» **Exercise objective**:
Work out how many lines below contain the word "date", then give that number alone.

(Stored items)
--------------------------------
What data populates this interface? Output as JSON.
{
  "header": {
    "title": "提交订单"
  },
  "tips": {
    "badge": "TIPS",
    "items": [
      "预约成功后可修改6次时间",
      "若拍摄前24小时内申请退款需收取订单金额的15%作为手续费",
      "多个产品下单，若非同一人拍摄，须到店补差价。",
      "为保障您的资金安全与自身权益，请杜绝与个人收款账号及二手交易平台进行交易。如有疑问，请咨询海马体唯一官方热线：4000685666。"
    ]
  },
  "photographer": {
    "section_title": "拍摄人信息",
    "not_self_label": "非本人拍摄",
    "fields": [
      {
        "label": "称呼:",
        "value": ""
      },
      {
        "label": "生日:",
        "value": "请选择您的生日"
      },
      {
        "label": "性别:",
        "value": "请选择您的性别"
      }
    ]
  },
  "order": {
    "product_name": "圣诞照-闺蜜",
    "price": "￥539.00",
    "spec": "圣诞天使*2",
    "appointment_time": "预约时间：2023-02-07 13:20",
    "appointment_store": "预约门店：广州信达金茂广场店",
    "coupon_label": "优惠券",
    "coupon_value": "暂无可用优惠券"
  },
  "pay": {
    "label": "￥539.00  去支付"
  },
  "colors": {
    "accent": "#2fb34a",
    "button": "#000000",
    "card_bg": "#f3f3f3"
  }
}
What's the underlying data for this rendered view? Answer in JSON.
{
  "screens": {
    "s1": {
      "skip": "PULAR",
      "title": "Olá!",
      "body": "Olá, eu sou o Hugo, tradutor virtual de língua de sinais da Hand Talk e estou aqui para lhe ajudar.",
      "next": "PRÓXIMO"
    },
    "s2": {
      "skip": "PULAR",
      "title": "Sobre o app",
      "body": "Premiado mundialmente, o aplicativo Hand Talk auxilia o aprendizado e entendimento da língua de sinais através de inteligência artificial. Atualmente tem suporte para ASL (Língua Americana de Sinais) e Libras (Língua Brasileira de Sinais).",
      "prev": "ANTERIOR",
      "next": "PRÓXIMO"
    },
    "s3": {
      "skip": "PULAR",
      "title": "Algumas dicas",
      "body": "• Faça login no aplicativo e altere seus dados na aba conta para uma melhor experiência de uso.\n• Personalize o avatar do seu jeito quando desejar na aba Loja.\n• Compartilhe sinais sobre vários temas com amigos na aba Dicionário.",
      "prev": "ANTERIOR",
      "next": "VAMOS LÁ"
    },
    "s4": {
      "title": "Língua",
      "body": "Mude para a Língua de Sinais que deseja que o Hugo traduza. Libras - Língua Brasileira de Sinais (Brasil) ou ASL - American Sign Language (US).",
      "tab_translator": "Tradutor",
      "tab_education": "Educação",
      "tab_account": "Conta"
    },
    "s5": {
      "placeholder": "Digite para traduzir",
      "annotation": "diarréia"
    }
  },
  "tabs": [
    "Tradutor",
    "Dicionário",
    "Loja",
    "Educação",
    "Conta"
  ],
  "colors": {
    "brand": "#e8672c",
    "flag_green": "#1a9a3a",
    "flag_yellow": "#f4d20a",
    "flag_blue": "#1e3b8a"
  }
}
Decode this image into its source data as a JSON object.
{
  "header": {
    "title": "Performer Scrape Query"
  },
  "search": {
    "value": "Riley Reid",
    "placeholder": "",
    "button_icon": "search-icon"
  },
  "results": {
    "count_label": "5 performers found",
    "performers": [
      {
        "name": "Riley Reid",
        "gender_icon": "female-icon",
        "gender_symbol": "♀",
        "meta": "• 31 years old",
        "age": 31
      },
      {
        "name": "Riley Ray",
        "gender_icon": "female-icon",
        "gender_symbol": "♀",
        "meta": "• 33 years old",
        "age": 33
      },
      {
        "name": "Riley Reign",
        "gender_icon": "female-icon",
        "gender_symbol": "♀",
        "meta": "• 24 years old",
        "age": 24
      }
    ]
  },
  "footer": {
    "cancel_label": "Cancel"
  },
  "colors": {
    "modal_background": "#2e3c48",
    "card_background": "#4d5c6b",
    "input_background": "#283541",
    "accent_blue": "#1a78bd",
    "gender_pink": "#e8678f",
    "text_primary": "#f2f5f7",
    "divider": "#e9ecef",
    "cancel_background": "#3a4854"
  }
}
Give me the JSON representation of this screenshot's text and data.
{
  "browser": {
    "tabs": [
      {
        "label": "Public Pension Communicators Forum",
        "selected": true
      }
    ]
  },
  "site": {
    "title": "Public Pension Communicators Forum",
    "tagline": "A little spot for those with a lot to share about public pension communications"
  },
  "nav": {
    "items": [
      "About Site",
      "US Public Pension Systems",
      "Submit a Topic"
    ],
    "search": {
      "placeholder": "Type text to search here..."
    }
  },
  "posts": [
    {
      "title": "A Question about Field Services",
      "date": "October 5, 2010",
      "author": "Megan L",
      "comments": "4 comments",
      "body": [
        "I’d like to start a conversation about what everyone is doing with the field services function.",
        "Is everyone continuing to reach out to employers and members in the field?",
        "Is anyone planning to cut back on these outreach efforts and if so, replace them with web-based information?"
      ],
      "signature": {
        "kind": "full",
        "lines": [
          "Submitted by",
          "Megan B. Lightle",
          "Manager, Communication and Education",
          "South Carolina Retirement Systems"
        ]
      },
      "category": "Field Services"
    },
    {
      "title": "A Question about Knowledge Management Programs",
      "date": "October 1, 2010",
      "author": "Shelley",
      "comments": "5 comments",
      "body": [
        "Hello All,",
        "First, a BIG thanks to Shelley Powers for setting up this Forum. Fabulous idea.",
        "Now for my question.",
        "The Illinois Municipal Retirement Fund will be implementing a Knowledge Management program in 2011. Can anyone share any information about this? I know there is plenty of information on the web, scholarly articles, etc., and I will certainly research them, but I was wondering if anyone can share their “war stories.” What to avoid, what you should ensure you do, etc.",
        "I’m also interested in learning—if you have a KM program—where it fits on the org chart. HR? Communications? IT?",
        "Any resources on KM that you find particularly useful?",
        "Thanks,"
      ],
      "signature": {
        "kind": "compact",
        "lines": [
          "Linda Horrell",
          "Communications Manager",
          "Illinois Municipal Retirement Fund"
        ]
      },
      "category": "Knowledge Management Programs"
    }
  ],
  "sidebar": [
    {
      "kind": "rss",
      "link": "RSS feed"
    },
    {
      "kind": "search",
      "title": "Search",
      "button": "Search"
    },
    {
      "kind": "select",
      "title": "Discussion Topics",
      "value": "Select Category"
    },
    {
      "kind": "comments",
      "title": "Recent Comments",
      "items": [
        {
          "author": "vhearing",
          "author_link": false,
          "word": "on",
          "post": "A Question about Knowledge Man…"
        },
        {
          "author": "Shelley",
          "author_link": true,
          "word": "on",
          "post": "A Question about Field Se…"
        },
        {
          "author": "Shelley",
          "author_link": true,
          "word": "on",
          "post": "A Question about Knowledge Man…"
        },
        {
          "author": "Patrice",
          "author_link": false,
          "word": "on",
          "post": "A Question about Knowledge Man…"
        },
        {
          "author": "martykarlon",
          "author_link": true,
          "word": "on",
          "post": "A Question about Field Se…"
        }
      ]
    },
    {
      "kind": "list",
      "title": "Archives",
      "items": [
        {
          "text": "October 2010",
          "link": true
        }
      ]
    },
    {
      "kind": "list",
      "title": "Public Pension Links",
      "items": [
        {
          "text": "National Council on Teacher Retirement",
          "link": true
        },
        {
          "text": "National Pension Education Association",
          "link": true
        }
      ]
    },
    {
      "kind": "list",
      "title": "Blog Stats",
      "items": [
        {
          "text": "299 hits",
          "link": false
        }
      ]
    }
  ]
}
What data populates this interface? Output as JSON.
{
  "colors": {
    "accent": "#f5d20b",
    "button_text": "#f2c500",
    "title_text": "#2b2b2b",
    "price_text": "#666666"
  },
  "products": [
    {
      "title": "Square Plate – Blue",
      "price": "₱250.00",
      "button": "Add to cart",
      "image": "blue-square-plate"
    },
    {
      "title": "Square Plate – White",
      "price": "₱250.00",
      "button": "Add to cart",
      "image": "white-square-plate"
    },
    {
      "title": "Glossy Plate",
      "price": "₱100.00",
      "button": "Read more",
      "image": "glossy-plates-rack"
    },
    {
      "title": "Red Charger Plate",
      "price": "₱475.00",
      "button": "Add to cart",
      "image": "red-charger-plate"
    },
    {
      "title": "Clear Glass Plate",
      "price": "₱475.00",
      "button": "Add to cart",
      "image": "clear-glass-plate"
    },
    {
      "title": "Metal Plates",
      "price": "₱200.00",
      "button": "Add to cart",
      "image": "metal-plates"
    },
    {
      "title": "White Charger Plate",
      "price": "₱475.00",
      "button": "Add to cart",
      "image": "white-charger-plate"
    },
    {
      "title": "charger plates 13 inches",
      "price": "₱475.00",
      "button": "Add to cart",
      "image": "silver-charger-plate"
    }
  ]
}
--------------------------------
» **Answer section**:
2